◆ What is needed
Below are the records; copy every line in them that holds the string "PyLibrary".

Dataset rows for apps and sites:
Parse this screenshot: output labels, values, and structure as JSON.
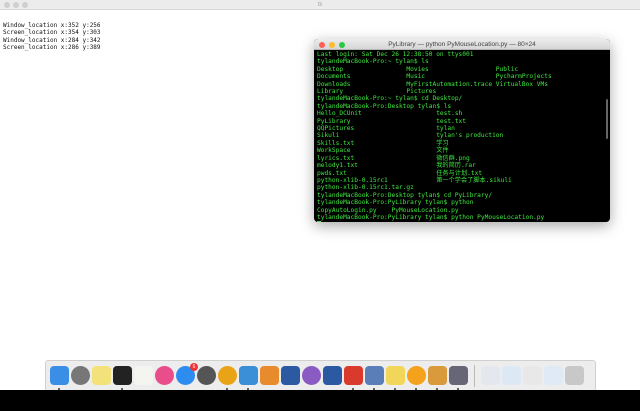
{
  "tk_window": {
    "title": "tk",
    "output": [
      "Window_location x:352 y:256",
      "Screen_location x:354 y:303",
      "Window_location x:284 y:342",
      "Screen_location x:286 y:389"
    ]
  },
  "terminal": {
    "title": "PyLibrary — python PyMouseLocation.py — 80×24",
    "lines": [
      "Last login: Sat Dec 26 12:38:50 on ttys001",
      "tylandeMacBook-Pro:~ tylan$ ls",
      "Desktop                 Movies                  Public",
      "Documents               Music                   PycharmProjects",
      "Downloads               MyFirstAutomation.trace VirtualBox VMs",
      "Library                 Pictures",
      "tylandeMacBook-Pro:~ tylan$ cd Desktop/",
      "tylandeMacBook-Pro:Desktop tylan$ ls",
      "Hello_DCUnit                    test.sh",
      "PyLibrary                       test.txt",
      "QQPictures                      tylan",
      "Sikuli                          tylan's production",
      "Skills.txt                      学习",
      "WorkSpace                       文件",
      "lyrics.txt                      微信群.png",
      "melody1.txt                     我的简历.rar",
      "pwds.txt                        任务与计划.txt",
      "python-xlib-0.15rc1             第一个学会了脚本.sikuli",
      "python-xlib-0.15rc1.tar.gz",
      "tylandeMacBook-Pro:Desktop tylan$ cd PyLibrary/",
      "tylandeMacBook-Pro:PyLibrary tylan$ python",
      "CopyAutoLogin.py    PyMouseLocation.py",
      "tylandeMacBook-Pro:PyLibrary tylan$ python PyMouseLocation.py"
    ]
  },
  "dock": {
    "items": [
      {
        "name": "finder",
        "color": "#3a8ee6",
        "run": true
      },
      {
        "name": "launchpad",
        "color": "#777",
        "round": true
      },
      {
        "name": "stickies",
        "color": "#f3e27a"
      },
      {
        "name": "terminal",
        "color": "#222",
        "run": true
      },
      {
        "name": "textedit",
        "color": "#f5f5f0"
      },
      {
        "name": "itunes",
        "color": "#e94d8a",
        "round": true
      },
      {
        "name": "app-store",
        "color": "#2d8cf0",
        "round": true,
        "badge": "6"
      },
      {
        "name": "system-preferences",
        "color": "#555",
        "round": true
      },
      {
        "name": "chrome",
        "color": "#e8a317",
        "round": true,
        "run": true
      },
      {
        "name": "xcode",
        "color": "#3b8fd6",
        "run": true
      },
      {
        "name": "sublime",
        "color": "#e88b2c"
      },
      {
        "name": "virtualbox",
        "color": "#2b5aa3"
      },
      {
        "name": "vm-orb",
        "color": "#8a5bc2",
        "round": true
      },
      {
        "name": "virtualbox-2",
        "color": "#2b5aa3"
      },
      {
        "name": "qq",
        "color": "#d93a2b",
        "run": true
      },
      {
        "name": "remote-desktop",
        "color": "#5a7fb8",
        "run": true
      },
      {
        "name": "notes-folder",
        "color": "#f2d65a",
        "run": true
      },
      {
        "name": "sun-app",
        "color": "#f4a11c",
        "round": true,
        "run": true
      },
      {
        "name": "scissors-tool",
        "color": "#d89a3a",
        "run": true
      },
      {
        "name": "rocket-app",
        "color": "#667",
        "run": true
      },
      {
        "sep": true
      },
      {
        "name": "document",
        "color": "#e4e8ee"
      },
      {
        "name": "download-folder",
        "color": "#dde8f5"
      },
      {
        "name": "screenshot-doc",
        "color": "#e8e8e8"
      },
      {
        "name": "downloads-stack",
        "color": "#dfeaf6"
      },
      {
        "name": "trash",
        "color": "#c8c8c8"
      }
    ]
  }
}
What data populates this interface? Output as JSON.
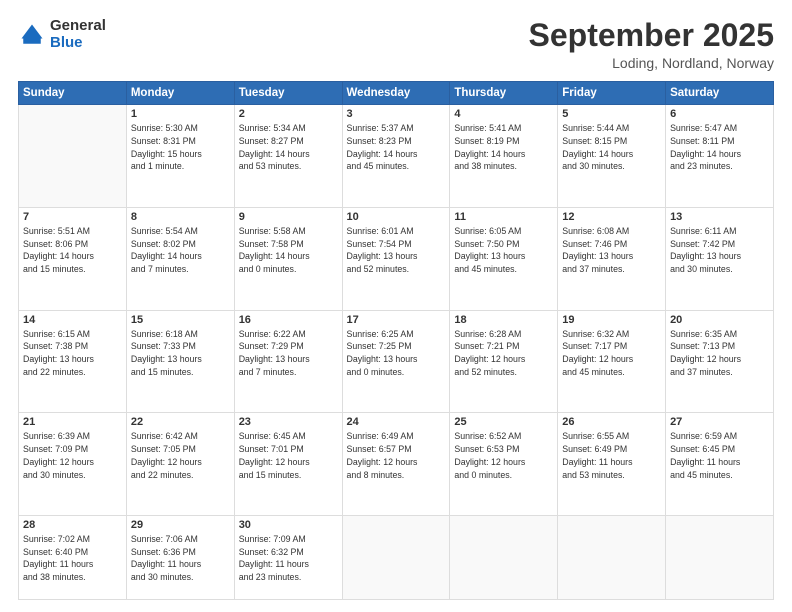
{
  "logo": {
    "general": "General",
    "blue": "Blue"
  },
  "header": {
    "title": "September 2025",
    "subtitle": "Loding, Nordland, Norway"
  },
  "weekdays": [
    "Sunday",
    "Monday",
    "Tuesday",
    "Wednesday",
    "Thursday",
    "Friday",
    "Saturday"
  ],
  "weeks": [
    [
      {
        "day": "",
        "info": ""
      },
      {
        "day": "1",
        "info": "Sunrise: 5:30 AM\nSunset: 8:31 PM\nDaylight: 15 hours\nand 1 minute."
      },
      {
        "day": "2",
        "info": "Sunrise: 5:34 AM\nSunset: 8:27 PM\nDaylight: 14 hours\nand 53 minutes."
      },
      {
        "day": "3",
        "info": "Sunrise: 5:37 AM\nSunset: 8:23 PM\nDaylight: 14 hours\nand 45 minutes."
      },
      {
        "day": "4",
        "info": "Sunrise: 5:41 AM\nSunset: 8:19 PM\nDaylight: 14 hours\nand 38 minutes."
      },
      {
        "day": "5",
        "info": "Sunrise: 5:44 AM\nSunset: 8:15 PM\nDaylight: 14 hours\nand 30 minutes."
      },
      {
        "day": "6",
        "info": "Sunrise: 5:47 AM\nSunset: 8:11 PM\nDaylight: 14 hours\nand 23 minutes."
      }
    ],
    [
      {
        "day": "7",
        "info": "Sunrise: 5:51 AM\nSunset: 8:06 PM\nDaylight: 14 hours\nand 15 minutes."
      },
      {
        "day": "8",
        "info": "Sunrise: 5:54 AM\nSunset: 8:02 PM\nDaylight: 14 hours\nand 7 minutes."
      },
      {
        "day": "9",
        "info": "Sunrise: 5:58 AM\nSunset: 7:58 PM\nDaylight: 14 hours\nand 0 minutes."
      },
      {
        "day": "10",
        "info": "Sunrise: 6:01 AM\nSunset: 7:54 PM\nDaylight: 13 hours\nand 52 minutes."
      },
      {
        "day": "11",
        "info": "Sunrise: 6:05 AM\nSunset: 7:50 PM\nDaylight: 13 hours\nand 45 minutes."
      },
      {
        "day": "12",
        "info": "Sunrise: 6:08 AM\nSunset: 7:46 PM\nDaylight: 13 hours\nand 37 minutes."
      },
      {
        "day": "13",
        "info": "Sunrise: 6:11 AM\nSunset: 7:42 PM\nDaylight: 13 hours\nand 30 minutes."
      }
    ],
    [
      {
        "day": "14",
        "info": "Sunrise: 6:15 AM\nSunset: 7:38 PM\nDaylight: 13 hours\nand 22 minutes."
      },
      {
        "day": "15",
        "info": "Sunrise: 6:18 AM\nSunset: 7:33 PM\nDaylight: 13 hours\nand 15 minutes."
      },
      {
        "day": "16",
        "info": "Sunrise: 6:22 AM\nSunset: 7:29 PM\nDaylight: 13 hours\nand 7 minutes."
      },
      {
        "day": "17",
        "info": "Sunrise: 6:25 AM\nSunset: 7:25 PM\nDaylight: 13 hours\nand 0 minutes."
      },
      {
        "day": "18",
        "info": "Sunrise: 6:28 AM\nSunset: 7:21 PM\nDaylight: 12 hours\nand 52 minutes."
      },
      {
        "day": "19",
        "info": "Sunrise: 6:32 AM\nSunset: 7:17 PM\nDaylight: 12 hours\nand 45 minutes."
      },
      {
        "day": "20",
        "info": "Sunrise: 6:35 AM\nSunset: 7:13 PM\nDaylight: 12 hours\nand 37 minutes."
      }
    ],
    [
      {
        "day": "21",
        "info": "Sunrise: 6:39 AM\nSunset: 7:09 PM\nDaylight: 12 hours\nand 30 minutes."
      },
      {
        "day": "22",
        "info": "Sunrise: 6:42 AM\nSunset: 7:05 PM\nDaylight: 12 hours\nand 22 minutes."
      },
      {
        "day": "23",
        "info": "Sunrise: 6:45 AM\nSunset: 7:01 PM\nDaylight: 12 hours\nand 15 minutes."
      },
      {
        "day": "24",
        "info": "Sunrise: 6:49 AM\nSunset: 6:57 PM\nDaylight: 12 hours\nand 8 minutes."
      },
      {
        "day": "25",
        "info": "Sunrise: 6:52 AM\nSunset: 6:53 PM\nDaylight: 12 hours\nand 0 minutes."
      },
      {
        "day": "26",
        "info": "Sunrise: 6:55 AM\nSunset: 6:49 PM\nDaylight: 11 hours\nand 53 minutes."
      },
      {
        "day": "27",
        "info": "Sunrise: 6:59 AM\nSunset: 6:45 PM\nDaylight: 11 hours\nand 45 minutes."
      }
    ],
    [
      {
        "day": "28",
        "info": "Sunrise: 7:02 AM\nSunset: 6:40 PM\nDaylight: 11 hours\nand 38 minutes."
      },
      {
        "day": "29",
        "info": "Sunrise: 7:06 AM\nSunset: 6:36 PM\nDaylight: 11 hours\nand 30 minutes."
      },
      {
        "day": "30",
        "info": "Sunrise: 7:09 AM\nSunset: 6:32 PM\nDaylight: 11 hours\nand 23 minutes."
      },
      {
        "day": "",
        "info": ""
      },
      {
        "day": "",
        "info": ""
      },
      {
        "day": "",
        "info": ""
      },
      {
        "day": "",
        "info": ""
      }
    ]
  ]
}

◆ Written answer
    "title": "PyLibrary — python PyMouseLocation.py — 80×24",
      "PyLibrary                       test.txt",
      "tylandeMacBook-Pro:Desktop tylan$ cd PyLibrary/",
      "tylandeMacBook-Pro:PyLibrary tylan$ python",
      "tylandeMacBook-Pro:PyLibrary tylan$ python PyMouseLocation.py"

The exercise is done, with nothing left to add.